* Activity *
Your task is to gather the lines below that hold the string "name".

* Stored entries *

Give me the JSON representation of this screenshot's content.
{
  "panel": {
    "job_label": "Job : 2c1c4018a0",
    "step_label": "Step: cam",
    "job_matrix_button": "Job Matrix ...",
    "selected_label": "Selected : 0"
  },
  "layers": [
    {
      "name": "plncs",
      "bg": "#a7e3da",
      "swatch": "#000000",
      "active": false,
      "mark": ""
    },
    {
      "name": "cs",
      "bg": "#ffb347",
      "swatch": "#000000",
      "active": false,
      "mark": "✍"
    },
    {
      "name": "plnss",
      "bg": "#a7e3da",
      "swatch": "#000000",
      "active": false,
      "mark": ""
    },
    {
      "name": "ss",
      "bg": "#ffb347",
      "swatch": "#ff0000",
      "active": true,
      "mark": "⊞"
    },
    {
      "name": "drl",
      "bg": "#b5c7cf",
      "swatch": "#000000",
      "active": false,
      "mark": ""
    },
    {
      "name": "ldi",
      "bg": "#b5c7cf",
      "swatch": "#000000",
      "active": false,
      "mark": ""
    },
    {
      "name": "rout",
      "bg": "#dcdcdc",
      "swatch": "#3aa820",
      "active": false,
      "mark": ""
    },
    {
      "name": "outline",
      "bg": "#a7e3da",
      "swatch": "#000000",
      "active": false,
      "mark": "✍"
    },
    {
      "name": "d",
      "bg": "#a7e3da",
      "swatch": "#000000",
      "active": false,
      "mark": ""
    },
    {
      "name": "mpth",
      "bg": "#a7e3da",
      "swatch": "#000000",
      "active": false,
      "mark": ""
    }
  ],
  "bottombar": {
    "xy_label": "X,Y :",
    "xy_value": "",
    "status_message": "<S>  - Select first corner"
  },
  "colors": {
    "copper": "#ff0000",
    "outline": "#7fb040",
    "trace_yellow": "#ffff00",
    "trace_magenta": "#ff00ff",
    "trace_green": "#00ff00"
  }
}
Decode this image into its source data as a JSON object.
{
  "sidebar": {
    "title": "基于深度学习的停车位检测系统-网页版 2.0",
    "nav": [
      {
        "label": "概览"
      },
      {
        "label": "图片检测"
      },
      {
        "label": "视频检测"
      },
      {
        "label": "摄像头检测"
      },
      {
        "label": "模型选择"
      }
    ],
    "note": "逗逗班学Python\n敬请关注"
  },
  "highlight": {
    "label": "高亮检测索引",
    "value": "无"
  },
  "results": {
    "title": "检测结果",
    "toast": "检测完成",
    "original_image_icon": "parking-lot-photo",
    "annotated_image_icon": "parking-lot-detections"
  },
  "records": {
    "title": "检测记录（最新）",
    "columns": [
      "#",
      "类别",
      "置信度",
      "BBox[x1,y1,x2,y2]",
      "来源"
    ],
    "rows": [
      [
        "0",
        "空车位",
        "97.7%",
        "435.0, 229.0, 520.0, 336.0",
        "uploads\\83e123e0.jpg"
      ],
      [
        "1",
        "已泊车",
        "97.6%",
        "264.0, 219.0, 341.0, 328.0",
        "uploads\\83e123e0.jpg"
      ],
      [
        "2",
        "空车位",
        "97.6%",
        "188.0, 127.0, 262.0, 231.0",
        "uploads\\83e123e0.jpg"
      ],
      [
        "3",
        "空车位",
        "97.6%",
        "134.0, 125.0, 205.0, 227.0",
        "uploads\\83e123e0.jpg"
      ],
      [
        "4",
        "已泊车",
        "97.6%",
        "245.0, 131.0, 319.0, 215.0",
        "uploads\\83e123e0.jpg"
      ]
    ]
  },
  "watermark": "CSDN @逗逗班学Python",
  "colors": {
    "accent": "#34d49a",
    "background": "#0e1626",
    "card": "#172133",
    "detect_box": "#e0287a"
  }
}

* Result below *
      "name": "plncs",
      "name": "cs",
      "name": "plnss",
      "name": "ss",
      "name": "drl",
      "name": "ldi",
      "name": "rout",
      "name": "outline",
      "name": "d",
      "name": "mpth",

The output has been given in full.